In the globalised capitalist system most work is done in the countries of the Global South, translated from de jure into de facto colonies, their resources and their labour power still stolen by the rich West, but these days through the less unsightly mechanisms of trade treaties and financial organisations, and with armies reserved for extreme situations only.
Globalisation represents the ultimate victory of the notion of 'economies of scale' that economists love so much. Now the scale is that of the planet as a whole, with corporate barons organising who shall produce what where and fixing the prices. Failing to respect Nature's scale has led to the huge imbalances of wealth and well-being we see around us, as well as creating climate change through the unncessary production of transport-related carbon dioxide emissions.
Finally, the way capitalism creates money, through debt-based bank money, requires the constant expansion of the economy without regard to natural limits. I have blogged about this elsewhere: it is really the most fundamental explanation of the link between capitalism as an economic system and planetary destruction.
I have been in this game for a while now so I have become fairly experienced at spotting a corporate scam. Hence I was intrigued by the arguments about the distribution system of globalisation being more sustainable, not to mention more supportive of our brothers and sisters in the South. I was also depressed to notice how many good people I interact with were swallowing this line.
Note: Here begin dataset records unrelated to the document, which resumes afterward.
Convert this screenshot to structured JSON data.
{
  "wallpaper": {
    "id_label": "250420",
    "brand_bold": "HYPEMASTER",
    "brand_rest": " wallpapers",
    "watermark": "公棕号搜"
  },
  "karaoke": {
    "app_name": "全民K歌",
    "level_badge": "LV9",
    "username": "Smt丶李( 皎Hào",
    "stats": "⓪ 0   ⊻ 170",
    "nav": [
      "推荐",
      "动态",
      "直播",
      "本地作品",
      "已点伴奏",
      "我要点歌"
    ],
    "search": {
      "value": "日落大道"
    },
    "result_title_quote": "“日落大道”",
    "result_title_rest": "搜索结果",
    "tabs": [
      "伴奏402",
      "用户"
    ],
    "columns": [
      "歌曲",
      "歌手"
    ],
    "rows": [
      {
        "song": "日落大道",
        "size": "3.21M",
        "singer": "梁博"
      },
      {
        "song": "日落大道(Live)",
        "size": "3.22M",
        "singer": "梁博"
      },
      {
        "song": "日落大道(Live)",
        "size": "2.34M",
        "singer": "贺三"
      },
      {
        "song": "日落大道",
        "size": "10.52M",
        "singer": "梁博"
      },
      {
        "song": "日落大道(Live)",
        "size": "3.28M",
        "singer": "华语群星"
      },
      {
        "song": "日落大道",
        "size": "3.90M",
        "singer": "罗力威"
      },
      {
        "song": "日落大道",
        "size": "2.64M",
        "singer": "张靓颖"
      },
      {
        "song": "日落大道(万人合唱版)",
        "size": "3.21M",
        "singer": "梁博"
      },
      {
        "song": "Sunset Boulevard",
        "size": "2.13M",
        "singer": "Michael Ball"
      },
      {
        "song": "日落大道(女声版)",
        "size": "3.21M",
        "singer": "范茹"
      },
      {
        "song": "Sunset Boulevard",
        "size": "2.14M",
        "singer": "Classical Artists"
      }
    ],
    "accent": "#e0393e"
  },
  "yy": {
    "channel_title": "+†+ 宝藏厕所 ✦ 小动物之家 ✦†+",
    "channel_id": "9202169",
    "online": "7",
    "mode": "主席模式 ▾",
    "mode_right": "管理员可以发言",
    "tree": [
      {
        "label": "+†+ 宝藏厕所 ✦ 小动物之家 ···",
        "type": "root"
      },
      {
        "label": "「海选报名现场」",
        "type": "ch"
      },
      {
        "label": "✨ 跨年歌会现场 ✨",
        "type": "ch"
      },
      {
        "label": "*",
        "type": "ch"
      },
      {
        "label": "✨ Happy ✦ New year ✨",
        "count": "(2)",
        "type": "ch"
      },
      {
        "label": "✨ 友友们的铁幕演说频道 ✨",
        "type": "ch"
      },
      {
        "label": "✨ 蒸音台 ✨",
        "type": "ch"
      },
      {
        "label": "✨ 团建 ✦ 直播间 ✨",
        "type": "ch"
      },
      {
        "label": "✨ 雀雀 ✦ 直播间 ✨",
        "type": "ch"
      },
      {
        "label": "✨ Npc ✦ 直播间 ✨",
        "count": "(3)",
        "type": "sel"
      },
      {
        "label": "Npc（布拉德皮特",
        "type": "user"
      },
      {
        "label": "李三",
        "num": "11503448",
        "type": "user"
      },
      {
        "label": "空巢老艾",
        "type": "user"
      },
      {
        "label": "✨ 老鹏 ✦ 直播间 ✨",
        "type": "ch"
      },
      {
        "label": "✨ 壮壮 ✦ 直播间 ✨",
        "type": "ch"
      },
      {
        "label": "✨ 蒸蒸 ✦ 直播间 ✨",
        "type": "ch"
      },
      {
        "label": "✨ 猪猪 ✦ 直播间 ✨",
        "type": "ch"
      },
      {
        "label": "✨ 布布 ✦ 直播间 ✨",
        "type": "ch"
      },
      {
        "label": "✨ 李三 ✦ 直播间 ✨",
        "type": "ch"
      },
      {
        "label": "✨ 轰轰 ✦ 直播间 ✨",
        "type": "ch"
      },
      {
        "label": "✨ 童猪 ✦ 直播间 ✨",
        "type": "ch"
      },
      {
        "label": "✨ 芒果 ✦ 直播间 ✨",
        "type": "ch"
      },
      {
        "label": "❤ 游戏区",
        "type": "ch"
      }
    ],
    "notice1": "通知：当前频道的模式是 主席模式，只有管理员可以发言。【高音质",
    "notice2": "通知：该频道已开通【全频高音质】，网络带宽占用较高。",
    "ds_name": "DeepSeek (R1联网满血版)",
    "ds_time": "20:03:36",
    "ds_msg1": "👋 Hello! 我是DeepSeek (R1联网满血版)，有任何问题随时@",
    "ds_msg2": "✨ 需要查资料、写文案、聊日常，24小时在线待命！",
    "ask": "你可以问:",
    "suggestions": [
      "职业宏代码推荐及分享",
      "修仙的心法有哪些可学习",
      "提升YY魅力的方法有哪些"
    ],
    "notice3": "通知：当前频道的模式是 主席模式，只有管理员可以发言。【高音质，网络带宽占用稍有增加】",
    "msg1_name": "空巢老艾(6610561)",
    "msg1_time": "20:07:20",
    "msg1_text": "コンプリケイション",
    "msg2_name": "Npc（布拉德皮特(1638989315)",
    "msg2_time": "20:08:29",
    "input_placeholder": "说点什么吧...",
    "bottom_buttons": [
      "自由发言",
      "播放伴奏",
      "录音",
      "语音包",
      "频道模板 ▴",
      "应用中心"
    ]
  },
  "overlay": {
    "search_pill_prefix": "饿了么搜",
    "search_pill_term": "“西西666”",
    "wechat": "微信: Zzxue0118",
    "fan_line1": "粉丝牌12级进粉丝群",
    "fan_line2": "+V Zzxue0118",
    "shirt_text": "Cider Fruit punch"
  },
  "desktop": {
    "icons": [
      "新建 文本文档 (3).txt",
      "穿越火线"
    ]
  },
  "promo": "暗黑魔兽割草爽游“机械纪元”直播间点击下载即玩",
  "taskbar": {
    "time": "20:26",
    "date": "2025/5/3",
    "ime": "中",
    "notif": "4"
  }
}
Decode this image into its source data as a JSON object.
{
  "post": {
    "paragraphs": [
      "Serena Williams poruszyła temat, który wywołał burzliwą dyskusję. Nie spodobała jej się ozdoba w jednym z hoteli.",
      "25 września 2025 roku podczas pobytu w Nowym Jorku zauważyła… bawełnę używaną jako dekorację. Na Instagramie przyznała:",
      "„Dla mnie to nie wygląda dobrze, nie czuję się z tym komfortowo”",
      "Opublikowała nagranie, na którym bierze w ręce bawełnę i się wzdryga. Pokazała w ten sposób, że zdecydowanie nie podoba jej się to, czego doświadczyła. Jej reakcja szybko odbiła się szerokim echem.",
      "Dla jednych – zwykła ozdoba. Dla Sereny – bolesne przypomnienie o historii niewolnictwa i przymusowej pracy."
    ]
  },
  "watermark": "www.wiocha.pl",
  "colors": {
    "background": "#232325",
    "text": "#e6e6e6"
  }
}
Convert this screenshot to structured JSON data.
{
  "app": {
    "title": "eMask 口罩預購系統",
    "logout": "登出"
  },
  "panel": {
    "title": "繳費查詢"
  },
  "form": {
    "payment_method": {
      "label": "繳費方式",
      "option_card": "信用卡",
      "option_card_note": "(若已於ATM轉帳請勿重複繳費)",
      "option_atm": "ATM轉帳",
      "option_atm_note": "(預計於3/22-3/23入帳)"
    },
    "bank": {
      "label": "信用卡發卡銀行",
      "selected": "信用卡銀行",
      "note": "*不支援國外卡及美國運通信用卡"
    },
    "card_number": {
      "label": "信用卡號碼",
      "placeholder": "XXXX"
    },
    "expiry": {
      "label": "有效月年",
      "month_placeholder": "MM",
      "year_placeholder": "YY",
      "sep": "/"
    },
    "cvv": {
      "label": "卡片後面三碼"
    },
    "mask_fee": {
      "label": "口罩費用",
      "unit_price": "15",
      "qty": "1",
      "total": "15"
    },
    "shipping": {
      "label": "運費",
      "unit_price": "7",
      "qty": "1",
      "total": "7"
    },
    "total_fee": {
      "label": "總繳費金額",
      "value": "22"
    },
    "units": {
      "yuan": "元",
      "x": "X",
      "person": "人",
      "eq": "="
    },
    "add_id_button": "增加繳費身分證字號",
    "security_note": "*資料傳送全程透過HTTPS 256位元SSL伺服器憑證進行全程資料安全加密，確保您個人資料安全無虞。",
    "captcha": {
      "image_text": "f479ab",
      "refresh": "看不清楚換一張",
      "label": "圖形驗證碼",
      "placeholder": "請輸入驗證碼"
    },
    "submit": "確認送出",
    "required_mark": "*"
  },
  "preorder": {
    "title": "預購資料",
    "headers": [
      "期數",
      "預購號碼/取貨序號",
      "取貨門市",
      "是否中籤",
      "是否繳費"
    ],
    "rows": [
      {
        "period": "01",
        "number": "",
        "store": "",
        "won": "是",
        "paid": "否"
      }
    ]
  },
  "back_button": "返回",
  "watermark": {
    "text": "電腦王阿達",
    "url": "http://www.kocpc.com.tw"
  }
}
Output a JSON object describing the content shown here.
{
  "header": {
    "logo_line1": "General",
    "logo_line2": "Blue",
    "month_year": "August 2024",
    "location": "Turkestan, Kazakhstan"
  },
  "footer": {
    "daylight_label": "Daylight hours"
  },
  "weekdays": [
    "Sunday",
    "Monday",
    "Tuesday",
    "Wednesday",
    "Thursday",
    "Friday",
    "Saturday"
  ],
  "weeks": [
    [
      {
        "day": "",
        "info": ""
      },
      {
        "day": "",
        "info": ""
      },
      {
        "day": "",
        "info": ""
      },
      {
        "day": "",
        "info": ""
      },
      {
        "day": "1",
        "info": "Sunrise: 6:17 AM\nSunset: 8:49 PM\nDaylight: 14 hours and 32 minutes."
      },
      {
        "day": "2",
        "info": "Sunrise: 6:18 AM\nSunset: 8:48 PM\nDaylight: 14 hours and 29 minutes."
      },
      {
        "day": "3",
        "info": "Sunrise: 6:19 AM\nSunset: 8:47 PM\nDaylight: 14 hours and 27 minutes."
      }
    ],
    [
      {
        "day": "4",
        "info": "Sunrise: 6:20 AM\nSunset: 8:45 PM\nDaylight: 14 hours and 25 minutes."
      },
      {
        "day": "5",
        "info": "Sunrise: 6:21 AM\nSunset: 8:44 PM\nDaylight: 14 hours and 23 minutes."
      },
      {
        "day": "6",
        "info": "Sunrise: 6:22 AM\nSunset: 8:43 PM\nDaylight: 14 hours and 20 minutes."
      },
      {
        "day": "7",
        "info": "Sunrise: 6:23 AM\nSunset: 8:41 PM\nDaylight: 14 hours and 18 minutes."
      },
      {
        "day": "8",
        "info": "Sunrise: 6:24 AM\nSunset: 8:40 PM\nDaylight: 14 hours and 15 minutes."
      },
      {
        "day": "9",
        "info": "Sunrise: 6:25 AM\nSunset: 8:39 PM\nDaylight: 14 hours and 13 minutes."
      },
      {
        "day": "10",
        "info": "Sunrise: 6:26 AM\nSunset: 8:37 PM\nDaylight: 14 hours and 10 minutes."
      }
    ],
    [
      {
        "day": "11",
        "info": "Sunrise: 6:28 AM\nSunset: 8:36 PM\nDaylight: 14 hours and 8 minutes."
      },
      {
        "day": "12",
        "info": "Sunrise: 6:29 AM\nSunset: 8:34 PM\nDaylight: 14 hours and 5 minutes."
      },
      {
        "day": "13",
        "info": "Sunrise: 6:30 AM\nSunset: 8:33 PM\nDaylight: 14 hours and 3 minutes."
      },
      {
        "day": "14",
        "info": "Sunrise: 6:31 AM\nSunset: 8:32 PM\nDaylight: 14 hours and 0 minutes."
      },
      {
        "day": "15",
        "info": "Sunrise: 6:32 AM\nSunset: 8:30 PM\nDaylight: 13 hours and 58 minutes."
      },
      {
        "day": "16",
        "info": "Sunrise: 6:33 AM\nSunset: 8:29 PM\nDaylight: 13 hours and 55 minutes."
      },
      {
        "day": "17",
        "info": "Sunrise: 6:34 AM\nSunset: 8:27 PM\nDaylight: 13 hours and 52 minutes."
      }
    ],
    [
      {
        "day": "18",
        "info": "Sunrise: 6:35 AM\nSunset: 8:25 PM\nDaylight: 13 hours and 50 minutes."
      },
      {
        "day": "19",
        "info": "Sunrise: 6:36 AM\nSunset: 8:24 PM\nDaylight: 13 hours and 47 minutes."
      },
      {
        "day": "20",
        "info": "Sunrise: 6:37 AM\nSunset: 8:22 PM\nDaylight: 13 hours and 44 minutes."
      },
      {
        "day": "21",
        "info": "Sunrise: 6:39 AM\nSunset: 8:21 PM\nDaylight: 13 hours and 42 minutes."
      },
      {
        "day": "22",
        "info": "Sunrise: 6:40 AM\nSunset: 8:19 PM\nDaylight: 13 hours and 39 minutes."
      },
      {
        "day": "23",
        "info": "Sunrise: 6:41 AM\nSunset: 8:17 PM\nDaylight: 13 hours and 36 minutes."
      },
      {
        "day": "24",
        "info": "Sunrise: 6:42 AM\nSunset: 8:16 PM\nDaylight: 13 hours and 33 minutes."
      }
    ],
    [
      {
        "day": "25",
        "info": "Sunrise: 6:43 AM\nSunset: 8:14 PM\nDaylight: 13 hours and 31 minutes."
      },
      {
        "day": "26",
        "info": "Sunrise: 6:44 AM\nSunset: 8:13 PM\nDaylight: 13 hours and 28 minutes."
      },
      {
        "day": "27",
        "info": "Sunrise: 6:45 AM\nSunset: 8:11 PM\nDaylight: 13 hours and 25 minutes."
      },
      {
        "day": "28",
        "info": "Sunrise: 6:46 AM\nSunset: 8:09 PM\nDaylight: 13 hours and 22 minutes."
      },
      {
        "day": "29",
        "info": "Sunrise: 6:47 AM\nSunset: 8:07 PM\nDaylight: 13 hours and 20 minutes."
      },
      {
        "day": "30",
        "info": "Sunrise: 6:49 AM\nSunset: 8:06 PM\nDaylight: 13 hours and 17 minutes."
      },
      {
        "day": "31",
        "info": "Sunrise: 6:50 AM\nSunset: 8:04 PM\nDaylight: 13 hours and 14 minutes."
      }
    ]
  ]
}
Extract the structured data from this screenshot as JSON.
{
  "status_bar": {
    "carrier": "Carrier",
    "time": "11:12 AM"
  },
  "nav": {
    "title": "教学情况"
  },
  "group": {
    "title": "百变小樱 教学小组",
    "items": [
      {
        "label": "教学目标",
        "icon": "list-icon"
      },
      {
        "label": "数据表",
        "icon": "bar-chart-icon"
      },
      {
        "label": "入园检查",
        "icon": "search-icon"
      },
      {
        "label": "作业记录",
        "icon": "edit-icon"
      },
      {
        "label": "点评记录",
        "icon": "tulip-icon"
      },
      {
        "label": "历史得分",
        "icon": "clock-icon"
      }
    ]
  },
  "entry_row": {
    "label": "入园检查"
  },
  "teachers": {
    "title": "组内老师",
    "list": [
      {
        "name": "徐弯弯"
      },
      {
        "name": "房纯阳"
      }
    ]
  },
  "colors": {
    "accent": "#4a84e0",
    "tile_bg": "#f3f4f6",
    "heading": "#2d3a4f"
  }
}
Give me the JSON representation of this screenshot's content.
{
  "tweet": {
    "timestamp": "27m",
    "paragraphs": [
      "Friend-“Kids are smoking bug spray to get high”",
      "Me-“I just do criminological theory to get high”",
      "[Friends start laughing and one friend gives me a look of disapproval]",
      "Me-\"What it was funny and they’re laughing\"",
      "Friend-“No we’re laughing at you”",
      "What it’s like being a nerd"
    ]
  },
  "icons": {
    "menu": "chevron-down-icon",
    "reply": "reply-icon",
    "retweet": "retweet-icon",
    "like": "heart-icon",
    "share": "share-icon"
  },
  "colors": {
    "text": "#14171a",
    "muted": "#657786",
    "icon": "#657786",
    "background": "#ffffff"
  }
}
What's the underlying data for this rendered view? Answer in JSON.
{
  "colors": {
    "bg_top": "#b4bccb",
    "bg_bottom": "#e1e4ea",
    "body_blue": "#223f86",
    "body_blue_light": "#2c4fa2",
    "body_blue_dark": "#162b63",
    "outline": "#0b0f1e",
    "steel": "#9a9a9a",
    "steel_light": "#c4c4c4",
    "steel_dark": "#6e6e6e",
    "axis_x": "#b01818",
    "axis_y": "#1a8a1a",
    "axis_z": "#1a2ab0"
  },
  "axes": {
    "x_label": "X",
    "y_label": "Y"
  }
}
Sadly my own resources for investigating the assumptions on which the justification for buying New Zealand apples in the UK in September are limited. And I don't suppose Terry Leahy will be offering me money to explore my proposed alternative of bioregional distribution systems any time soon.